The angels’ message to the shepherds announcing the good news of the birth of a Savior spoke of peace on earth toward men of good will. We could use a little more of each. Two thousand and twenty-one years later, peace is still elusive and good will even more so. Still every year at Christmas, we repeat those sentiments and hope that the season will bring new reasons for hope.
The birth of Christ brought hope to the world and as we celebrate each anniversary of that birth, we renew that hope for peace and mutual good will among people. Even during the darkest days of our Civil War and two World Wars, there are recorded instances of brief pauses in the fighting to celebrate Christmas and to pray and sing carols, sometimes across battle lines.
Each year there are words spoken about the “real” meaning of Christmas but they often miss the mark. We’re told that Christmas is about giving, often resulting in an orgy of Christmas shopping and stress over what to give to whom. That’s great for sales and profit and no one should begrudge the revenue that merchants may require to make their entire year profitable. The three kings brought gifts to the infant Jesus but somehow today the giving of lavish gifts while others starve, lack shelter and struggle to heat their homes doesn’t seem to be exactly what Christmas is all about. Think, then, about including the needy through your favorite charities on your Christmas gift list.
When asked, many answer that Christmas is mainly for children and for the annual visit of Santa Claus laden with gifts. That’s a wonderful sentiment and tradition but it’s certainly not what Christmas is all about. Christmas is for everyone, not just for children. But while you’re planning the best Christmas ever for your kids, think about including charities that provide clothing, toys and treats for needy children on your gift list.
Christmas season is a time for church celebrations including Christmas concerts featuring the beloved classical Christmas music of the masters which has inspired worshipers for generations. The past two years, however, has seen a precipitous decline in church attendance. Covid pandemic precautions contributed to part of that but the start of the decline preceded the pandemic. For many Christians, attending church is just a twice a year event, mainly to enjoy the pomp and ceremony of Easter and Christmas celebrations, including the beautiful religious music beautifully sung and played by artists. Sadly, some churches have cut back on music programs which contributed so much to these celebrations for decades.
America was founded by Christian pilgrims who sought religious freedom and has prospered among the nations as a nation under God. Our values, traditions and culture are based on Christian-Judaic principles. For most of our history we have celebrated Christmas as a Christian holiday while extending Christmas greetings and blessings not only to other Christians but to all people of good will. We did, that is, until it became politically incorrect to do so and “Merry Christmas” became “Happy Holidays”. But Christmas refers quite specifically to the annual celebration of the birth of Jesus Christ. To Christians, it is more than just a happy winter holiday, it is a holy day. After Easter, which celebrates not the Easter bunny, but the resurrection of Christ from the dead, it is the holiest day of the year.
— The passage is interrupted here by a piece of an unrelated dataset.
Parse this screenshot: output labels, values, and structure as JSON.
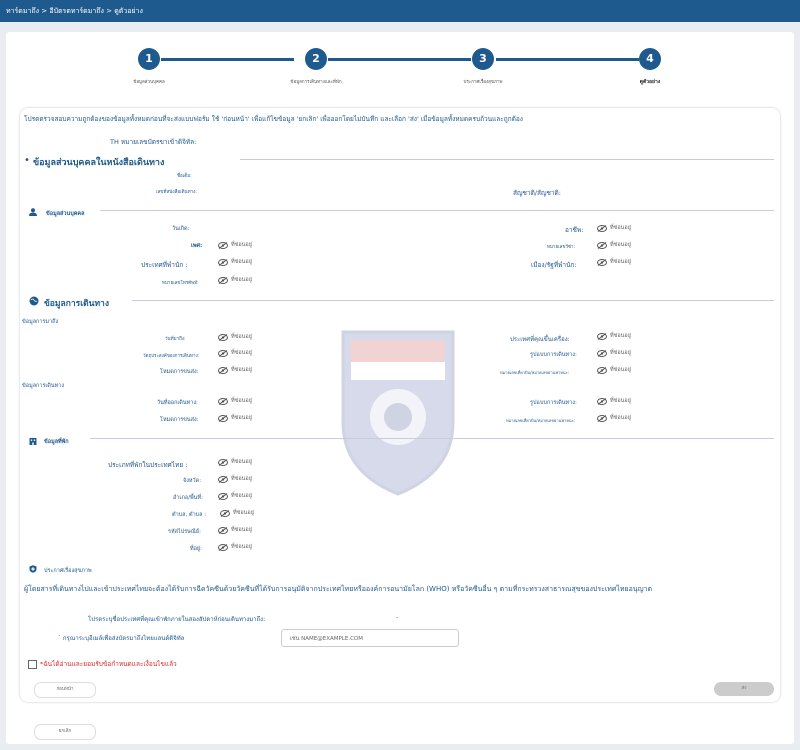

Good will to all men refers to an attitude of friendliness and cooperation toward all. Christians are commanded by their faith to love their fellow humans, including even their enemies. Indeed, of all the commandments, love is the greatest. Love toward one another is hardly a universal trait in the world or in our nation today. I’m not optimistic that this will change much this season, but there is aways hope.
Merry Christmas to all. Try to love one another. That’s the best gift you can give anyone at any price.